The column halted in Plateros [sic] to reorganize, give water and food to the men, and gather more carts. Cots were set up in the schoolhouse by Doctor Layug, local guerrilla doctor, who treated the sick and wounded. The ex-POW’s [sic] able to walk were dispatched in groups guarded by Rangers to the next Barrio, Baligcarin [Balincarin], as fast as they could be organized. The first group left Plateros at 2100 hours the 30th. Captain Prince brought the last elements of the column into Plateros protected by the rear guard of 115 men [who] were moved from Plateros to Balincarin in 25 carabao carts.
Upon reaching Balincarin, the Rangers and POWs halted again. An additional fifteen carabao carts were added to the growing column. The wounded medical officer, Captain Fisher, was left in Balincarin with a small contingent of Rangers. A light plane had been requested to medevac him to a field hospital. Unfortunately, no plane arrived and Fisher died in Balincarin. The column departed Balincarin at 2400 for the next small village, Matoas Na Kahey.
As the Rangers marched along the trails toward the Allied lines, P-61s from the 547th Night Fighter Squadron flew air cover, ensuring that the retreating column would not be intercepted by Japanese. Although few Rangers ever saw the P-61s (other than Hard to Get), the Black Widows “destroyed a total of twelve Japanese trucks, one tank and hundreds of foot troops trapped in those vehicles or around camps fires near the roads.”
Upon arriving at Matoas Na Kahey, the soldiers and ex-POWs were provided food, water, medical support, and an additional eleven carabao carts. This brought the total of carts to fifty-one and created a column over a mile and one-half long. The length of the column presented a considerable problem for the next phase of the mission, crossing the Rizal Highway. The highway was a main Japanese thoroughfare, and the column would have to travel down the road for almost a mile before crossing.
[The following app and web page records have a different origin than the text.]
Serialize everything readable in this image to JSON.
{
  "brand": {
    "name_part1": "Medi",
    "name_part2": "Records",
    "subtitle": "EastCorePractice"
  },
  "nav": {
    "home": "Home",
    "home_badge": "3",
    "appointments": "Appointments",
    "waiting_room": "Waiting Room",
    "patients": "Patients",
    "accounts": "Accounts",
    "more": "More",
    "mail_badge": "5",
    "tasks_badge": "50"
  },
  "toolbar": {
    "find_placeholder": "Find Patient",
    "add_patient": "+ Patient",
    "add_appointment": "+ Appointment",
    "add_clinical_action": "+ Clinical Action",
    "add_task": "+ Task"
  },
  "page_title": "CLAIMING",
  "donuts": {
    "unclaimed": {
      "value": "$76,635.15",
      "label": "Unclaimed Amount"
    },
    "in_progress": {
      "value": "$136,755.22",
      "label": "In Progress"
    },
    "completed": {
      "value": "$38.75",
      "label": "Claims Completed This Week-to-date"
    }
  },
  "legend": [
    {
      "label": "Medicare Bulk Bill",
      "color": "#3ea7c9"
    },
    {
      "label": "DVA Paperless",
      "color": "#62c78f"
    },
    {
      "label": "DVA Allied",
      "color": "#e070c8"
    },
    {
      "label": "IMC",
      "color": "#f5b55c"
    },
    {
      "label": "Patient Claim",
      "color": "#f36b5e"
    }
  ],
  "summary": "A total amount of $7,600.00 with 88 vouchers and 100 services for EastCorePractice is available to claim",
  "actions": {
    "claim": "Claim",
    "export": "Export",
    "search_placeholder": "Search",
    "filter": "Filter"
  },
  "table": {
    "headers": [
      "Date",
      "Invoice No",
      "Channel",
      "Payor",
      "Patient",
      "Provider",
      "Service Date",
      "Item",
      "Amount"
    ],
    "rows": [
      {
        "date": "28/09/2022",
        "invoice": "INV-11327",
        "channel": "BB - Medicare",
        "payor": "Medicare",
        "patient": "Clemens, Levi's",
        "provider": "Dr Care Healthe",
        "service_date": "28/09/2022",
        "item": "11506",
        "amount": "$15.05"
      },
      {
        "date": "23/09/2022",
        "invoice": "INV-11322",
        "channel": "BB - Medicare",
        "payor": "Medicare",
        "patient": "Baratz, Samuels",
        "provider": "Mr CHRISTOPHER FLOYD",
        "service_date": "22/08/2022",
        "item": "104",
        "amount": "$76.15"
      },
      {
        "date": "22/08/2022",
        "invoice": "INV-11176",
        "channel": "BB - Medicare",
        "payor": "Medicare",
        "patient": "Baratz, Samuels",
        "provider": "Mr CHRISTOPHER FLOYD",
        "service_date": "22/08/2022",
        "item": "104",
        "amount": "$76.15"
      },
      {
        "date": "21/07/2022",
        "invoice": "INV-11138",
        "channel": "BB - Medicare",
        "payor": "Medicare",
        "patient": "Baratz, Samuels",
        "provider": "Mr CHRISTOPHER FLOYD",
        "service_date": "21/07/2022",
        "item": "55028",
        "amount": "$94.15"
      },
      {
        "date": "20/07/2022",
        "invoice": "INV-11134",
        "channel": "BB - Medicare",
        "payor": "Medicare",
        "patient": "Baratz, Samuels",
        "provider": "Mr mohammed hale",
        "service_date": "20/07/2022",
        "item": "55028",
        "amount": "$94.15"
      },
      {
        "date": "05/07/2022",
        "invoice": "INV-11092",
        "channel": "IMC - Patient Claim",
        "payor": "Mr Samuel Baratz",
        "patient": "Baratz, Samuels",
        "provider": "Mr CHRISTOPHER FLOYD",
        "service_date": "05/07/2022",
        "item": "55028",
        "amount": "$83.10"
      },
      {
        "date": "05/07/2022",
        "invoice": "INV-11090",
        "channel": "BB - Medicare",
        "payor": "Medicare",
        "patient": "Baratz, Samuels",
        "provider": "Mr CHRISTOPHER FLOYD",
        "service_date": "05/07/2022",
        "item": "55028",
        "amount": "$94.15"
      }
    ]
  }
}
Mucci ordered 1st Lt. William O’Connell to establish roadblocks on both the north and south end of the highway and to report back when the men were in position. Accompanied by two squads of Rangers, a bazooka team, and some of the Filipino guerrillas, O’Connell set up a blocking force four hundred yards to the north and another three thousand yards to the south. Additionally, Rangers on ponies rode two miles north and two miles south of the crossing to provide added warning time. This would protect both right and left flanks during the crossing. The column began the crossing at 0331 and completed it at 0430. Mucci later recalled, “It was the longest hour I’ve ever sweated out in all my life.”
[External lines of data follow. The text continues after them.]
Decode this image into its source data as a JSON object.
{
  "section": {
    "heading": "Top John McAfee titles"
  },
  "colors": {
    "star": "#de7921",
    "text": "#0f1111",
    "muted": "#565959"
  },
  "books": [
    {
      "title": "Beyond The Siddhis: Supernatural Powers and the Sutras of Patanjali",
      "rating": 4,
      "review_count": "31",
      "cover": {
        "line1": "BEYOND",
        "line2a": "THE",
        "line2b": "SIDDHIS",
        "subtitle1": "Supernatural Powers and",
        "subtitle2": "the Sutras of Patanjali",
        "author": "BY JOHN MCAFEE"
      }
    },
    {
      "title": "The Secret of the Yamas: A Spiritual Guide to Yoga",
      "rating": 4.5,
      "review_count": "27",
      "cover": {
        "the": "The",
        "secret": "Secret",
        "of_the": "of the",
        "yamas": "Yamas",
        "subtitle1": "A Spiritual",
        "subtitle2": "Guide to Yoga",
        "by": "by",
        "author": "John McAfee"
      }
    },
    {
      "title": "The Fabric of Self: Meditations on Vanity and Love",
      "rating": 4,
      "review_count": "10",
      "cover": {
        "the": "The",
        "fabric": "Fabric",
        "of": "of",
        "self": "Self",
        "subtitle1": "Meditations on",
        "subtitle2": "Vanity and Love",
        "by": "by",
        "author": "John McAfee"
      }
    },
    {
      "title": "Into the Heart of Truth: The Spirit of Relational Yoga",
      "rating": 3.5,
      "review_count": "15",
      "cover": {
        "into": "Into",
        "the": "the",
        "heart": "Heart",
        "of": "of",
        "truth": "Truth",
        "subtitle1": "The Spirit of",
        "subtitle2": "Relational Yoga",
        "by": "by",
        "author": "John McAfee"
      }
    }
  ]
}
At 0530 the column arrived at a small barrio, rested for a short while, and then continued the march. By 0800 they had reached the village of Sibul. Mucci received word that the Allied lines had advanced to the Talavera River, which was only a few miles from Sibul. Radio communications were established with Guimba, and Mucci requested that trucks, ambulances, and food be available upon the column’s arrival at the front lines. The villagers provided Mucci another twenty carts and at 0900 the march continued.
Within two hours the column was intercepted by an advanced reconnaissance patrol of the Sixth Army. The ambulances and vehicles, which were only a few minutes behind the patrol, evacuated the prisoners and wounded. Soon thereafter the Rangers returned to their base camp near Calasiao, their mission complete. The Ranger logbook of 31 January 1945 reported the following:
Co “C” and 2d Platoon Co “F” returned to Ranger Area. Mission completed. Casualties: Capt. Fisher and Corporal Sweezy killed in action; Pvt Peters, Jack wounded. Enemy casualties estimated at 250 by Rangers and 300 by Guerillas [sic] forces. 510 prisoners released from Japanese prison.
For their bravery at Cabanatuan, Colonel Mucci and Captain Prince received the Distinguished Service Cross, all other officers and selected enlisted received the Silver Star, and all the remaining enlisted received the Bronze Star. The Filipino guerrillas were all awarded the Bronze Star.